__Directions__.
Lines from the listing that hold the string "drafts" are what you should return.

__Data supplied__.
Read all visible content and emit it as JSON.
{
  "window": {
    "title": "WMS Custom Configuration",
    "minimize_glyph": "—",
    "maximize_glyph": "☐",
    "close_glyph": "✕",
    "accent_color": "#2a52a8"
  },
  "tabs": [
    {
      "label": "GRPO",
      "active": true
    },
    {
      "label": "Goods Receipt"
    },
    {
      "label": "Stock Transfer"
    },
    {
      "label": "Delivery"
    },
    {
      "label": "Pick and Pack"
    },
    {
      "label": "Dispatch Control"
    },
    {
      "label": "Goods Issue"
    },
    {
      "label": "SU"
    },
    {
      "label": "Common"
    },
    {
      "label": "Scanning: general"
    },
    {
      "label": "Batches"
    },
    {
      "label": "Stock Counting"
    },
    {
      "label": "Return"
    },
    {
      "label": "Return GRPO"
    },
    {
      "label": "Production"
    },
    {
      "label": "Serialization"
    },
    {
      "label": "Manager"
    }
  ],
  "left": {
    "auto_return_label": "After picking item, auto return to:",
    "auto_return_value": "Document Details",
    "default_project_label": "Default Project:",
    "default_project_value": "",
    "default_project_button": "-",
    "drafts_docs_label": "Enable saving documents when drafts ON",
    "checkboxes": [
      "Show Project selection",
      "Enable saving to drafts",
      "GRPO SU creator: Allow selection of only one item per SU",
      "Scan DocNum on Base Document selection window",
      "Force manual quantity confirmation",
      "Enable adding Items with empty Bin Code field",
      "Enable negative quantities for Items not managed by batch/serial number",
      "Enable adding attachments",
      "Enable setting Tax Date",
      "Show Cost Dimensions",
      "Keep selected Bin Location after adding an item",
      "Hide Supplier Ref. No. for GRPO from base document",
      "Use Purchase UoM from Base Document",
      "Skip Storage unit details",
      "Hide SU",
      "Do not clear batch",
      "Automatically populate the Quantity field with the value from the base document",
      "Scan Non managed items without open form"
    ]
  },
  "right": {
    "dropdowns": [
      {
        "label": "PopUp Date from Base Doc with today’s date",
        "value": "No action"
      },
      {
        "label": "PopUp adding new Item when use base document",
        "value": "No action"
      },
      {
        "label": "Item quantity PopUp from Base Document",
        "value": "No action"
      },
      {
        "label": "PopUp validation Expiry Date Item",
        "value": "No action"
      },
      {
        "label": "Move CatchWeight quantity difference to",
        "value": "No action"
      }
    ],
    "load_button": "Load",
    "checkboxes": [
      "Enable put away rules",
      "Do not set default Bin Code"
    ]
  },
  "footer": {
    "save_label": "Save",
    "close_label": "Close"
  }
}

__Task response__.
    "drafts_docs_label": "Enable saving documents when drafts ON",
      "Enable saving to drafts",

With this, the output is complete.